(Beginning of Exercise data)
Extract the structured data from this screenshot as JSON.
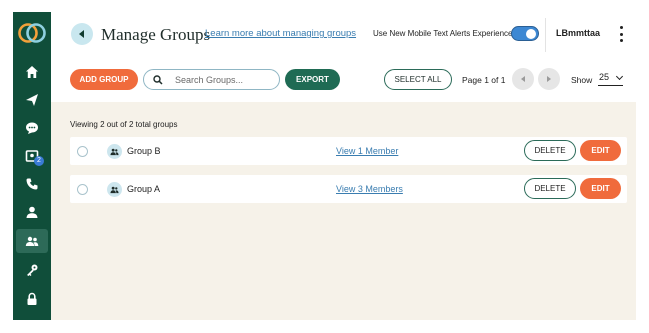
{
  "header": {
    "title": "Manage Groups",
    "learn_more": "Learn more about managing groups",
    "toggle_label": "Use New Mobile Text Alerts Experience",
    "toggle_on": true,
    "user_name": "LBmmttaa"
  },
  "sidebar": {
    "items": [
      {
        "icon": "home-icon"
      },
      {
        "icon": "send-icon"
      },
      {
        "icon": "chat-icon"
      },
      {
        "icon": "inbox-icon",
        "badge": "2"
      },
      {
        "icon": "phone-icon"
      },
      {
        "icon": "contact-icon"
      },
      {
        "icon": "groups-icon",
        "active": true
      },
      {
        "icon": "key-icon"
      },
      {
        "icon": "lock-icon"
      }
    ]
  },
  "toolbar": {
    "add_group": "ADD GROUP",
    "search_placeholder": "Search Groups...",
    "export": "EXPORT",
    "select_all": "SELECT ALL",
    "page_info": "Page 1 of 1",
    "show_label": "Show",
    "show_value": "25"
  },
  "main": {
    "viewing_text": "Viewing 2 out of 2 total groups",
    "groups": [
      {
        "name": "Group B",
        "members": "View 1 Member",
        "delete": "DELETE",
        "edit": "EDIT"
      },
      {
        "name": "Group A",
        "members": "View 3 Members",
        "delete": "DELETE",
        "edit": "EDIT"
      }
    ]
  },
  "colors": {
    "sidebar": "#104e3a",
    "accent_orange": "#f06b3c",
    "accent_green": "#1f6b54",
    "link_blue": "#3a7db0",
    "content_bg": "#f6f2e9"
  }
}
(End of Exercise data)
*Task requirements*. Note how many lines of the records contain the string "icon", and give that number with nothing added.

*Final answer*. 9